# Task brief:
Retype all of the data shown below, keeping every character the same.

─── The records ───

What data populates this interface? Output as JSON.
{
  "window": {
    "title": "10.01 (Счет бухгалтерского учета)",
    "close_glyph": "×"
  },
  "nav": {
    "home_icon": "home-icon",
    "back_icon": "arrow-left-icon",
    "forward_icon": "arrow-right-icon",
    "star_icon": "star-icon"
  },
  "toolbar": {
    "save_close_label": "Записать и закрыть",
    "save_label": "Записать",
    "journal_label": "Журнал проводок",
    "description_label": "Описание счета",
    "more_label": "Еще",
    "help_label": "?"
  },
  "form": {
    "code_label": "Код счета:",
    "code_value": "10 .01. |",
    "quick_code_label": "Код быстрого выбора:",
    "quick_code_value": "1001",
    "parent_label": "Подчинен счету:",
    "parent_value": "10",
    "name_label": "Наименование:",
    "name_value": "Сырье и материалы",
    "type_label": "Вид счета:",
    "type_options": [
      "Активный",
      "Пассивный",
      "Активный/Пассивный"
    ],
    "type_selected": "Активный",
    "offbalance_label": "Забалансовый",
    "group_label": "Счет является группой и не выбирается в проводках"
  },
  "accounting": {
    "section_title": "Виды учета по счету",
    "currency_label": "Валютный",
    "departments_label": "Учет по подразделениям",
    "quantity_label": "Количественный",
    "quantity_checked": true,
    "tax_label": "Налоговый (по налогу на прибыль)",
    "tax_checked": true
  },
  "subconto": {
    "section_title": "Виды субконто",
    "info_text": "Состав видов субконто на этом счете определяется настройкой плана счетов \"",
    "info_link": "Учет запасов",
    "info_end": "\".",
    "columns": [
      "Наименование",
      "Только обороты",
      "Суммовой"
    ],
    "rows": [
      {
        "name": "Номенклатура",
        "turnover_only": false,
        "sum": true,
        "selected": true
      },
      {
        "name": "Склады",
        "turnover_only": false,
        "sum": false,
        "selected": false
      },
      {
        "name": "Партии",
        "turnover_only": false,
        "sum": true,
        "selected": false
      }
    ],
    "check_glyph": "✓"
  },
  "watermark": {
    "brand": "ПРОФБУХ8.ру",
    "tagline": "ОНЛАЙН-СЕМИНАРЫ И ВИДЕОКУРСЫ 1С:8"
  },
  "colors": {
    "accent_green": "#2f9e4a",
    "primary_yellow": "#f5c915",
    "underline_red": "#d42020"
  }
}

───

# Response box:
What data populates this interface? Output as JSON.
{
  "window": {
    "title": "10.01 (Счет бухгалтерского учета)",
    "close_glyph": "×"
  },
  "nav": {
    "home_icon": "home-icon",
    "back_icon": "arrow-left-icon",
    "forward_icon": "arrow-right-icon",
    "star_icon": "star-icon"
  },
  "toolbar": {
    "save_close_label": "Записать и закрыть",
    "save_label": "Записать",
    "journal_label": "Журнал проводок",
    "description_label": "Описание счета",
    "more_label": "Еще",
    "help_label": "?"
  },
  "form": {
    "code_label": "Код счета:",
    "code_value": "10 .01. |",
    "quick_code_label": "Код быстрого выбора:",
    "quick_code_value": "1001",
    "parent_label": "Подчинен счету:",
    "parent_value": "10",
    "name_label": "Наименование:",
    "name_value": "Сырье и материалы",
    "type_label": "Вид счета:",
    "type_options": [
      "Активный",
      "Пассивный",
      "Активный/Пассивный"
    ],
    "type_selected": "Активный",
    "offbalance_label": "Забалансовый",
    "group_label": "Счет является группой и не выбирается в проводках"
  },
  "accounting": {
    "section_title": "Виды учета по счету",
    "currency_label": "Валютный",
    "departments_label": "Учет по подразделениям",
    "quantity_label": "Количественный",
    "quantity_checked": true,
    "tax_label": "Налоговый (по налогу на прибыль)",
    "tax_checked": true
  },
  "subconto": {
    "section_title": "Виды субконто",
    "info_text": "Состав видов субконто на этом счете определяется настройкой плана счетов \"",
    "info_link": "Учет запасов",
    "info_end": "\".",
    "columns": [
      "Наименование",
      "Только обороты",
      "Суммовой"
    ],
    "rows": [
      {
        "name": "Номенклатура",
        "turnover_only": false,
        "sum": true,
        "selected": true
      },
      {
        "name": "Склады",
        "turnover_only": false,
        "sum": false,
        "selected": false
      },
      {
        "name": "Партии",
        "turnover_only": false,
        "sum": true,
        "selected": false
      }
    ],
    "check_glyph": "✓"
  },
  "watermark": {
    "brand": "ПРОФБУХ8.ру",
    "tagline": "ОНЛАЙН-СЕМИНАРЫ И ВИДЕОКУРСЫ 1С:8"
  },
  "colors": {
    "accent_green": "#2f9e4a",
    "primary_yellow": "#f5c915",
    "underline_red": "#d42020"
  }
}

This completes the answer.